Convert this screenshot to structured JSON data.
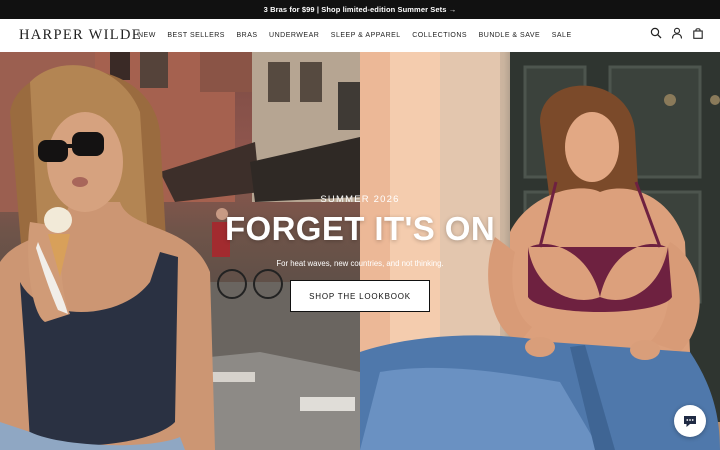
{
  "announcement": {
    "text": "3 Bras for $99 | Shop limited-edition Summer Sets →"
  },
  "header": {
    "logo": "HARPER WILDE",
    "nav": [
      {
        "label": "NEW",
        "name": "nav-new"
      },
      {
        "label": "BEST SELLERS",
        "name": "nav-best-sellers"
      },
      {
        "label": "BRAS",
        "name": "nav-bras"
      },
      {
        "label": "UNDERWEAR",
        "name": "nav-underwear"
      },
      {
        "label": "SLEEP & APPAREL",
        "name": "nav-sleep-apparel"
      },
      {
        "label": "COLLECTIONS",
        "name": "nav-collections"
      },
      {
        "label": "BUNDLE & SAVE",
        "name": "nav-bundle-save"
      },
      {
        "label": "SALE",
        "name": "nav-sale"
      }
    ],
    "icons": [
      "search-icon",
      "account-icon",
      "bag-icon"
    ]
  },
  "hero": {
    "eyebrow": "SUMMER 2026",
    "headline": "FORGET IT'S ON",
    "subtext": "For heat waves, new countries, and not thinking.",
    "cta_label": "SHOP THE LOOKBOOK"
  },
  "colors": {
    "announce_bg": "#111111",
    "text": "#222222",
    "bra_plum": "#6e2140",
    "swimsuit_navy": "#2a3142",
    "denim": "#4f78ab"
  },
  "chat": {
    "icon": "chat-bubble-icon"
  }
}
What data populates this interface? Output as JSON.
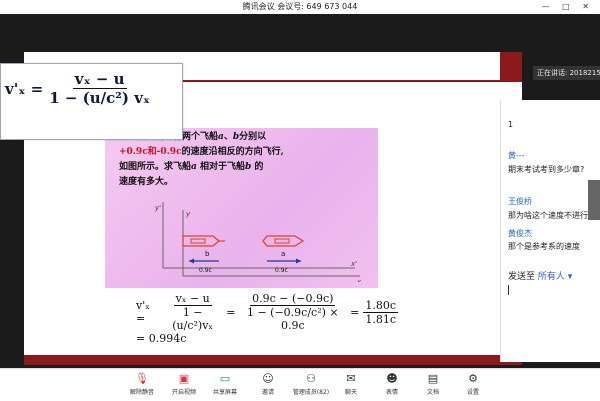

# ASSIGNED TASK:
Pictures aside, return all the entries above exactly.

# RESULT OF THE EXERCISE:
Convert this screenshot to structured JSON data.
{
  "announcement": {
    "text": "3 Bras for $99 | Shop limited-edition Summer Sets →"
  },
  "header": {
    "logo": "HARPER WILDE",
    "nav": [
      {
        "label": "NEW",
        "name": "nav-new"
      },
      {
        "label": "BEST SELLERS",
        "name": "nav-best-sellers"
      },
      {
        "label": "BRAS",
        "name": "nav-bras"
      },
      {
        "label": "UNDERWEAR",
        "name": "nav-underwear"
      },
      {
        "label": "SLEEP & APPAREL",
        "name": "nav-sleep-apparel"
      },
      {
        "label": "COLLECTIONS",
        "name": "nav-collections"
      },
      {
        "label": "BUNDLE & SAVE",
        "name": "nav-bundle-save"
      },
      {
        "label": "SALE",
        "name": "nav-sale"
      }
    ],
    "icons": [
      "search-icon",
      "account-icon",
      "bag-icon"
    ]
  },
  "hero": {
    "eyebrow": "SUMMER 2026",
    "headline": "FORGET IT'S ON",
    "subtext": "For heat waves, new countries, and not thinking.",
    "cta_label": "SHOP THE LOOKBOOK"
  },
  "colors": {
    "announce_bg": "#111111",
    "text": "#222222",
    "bra_plum": "#6e2140",
    "swimsuit_navy": "#2a3142",
    "denim": "#4f78ab"
  },
  "chat": {
    "icon": "chat-bubble-icon"
  }
}
What data populates this interface? Output as JSON.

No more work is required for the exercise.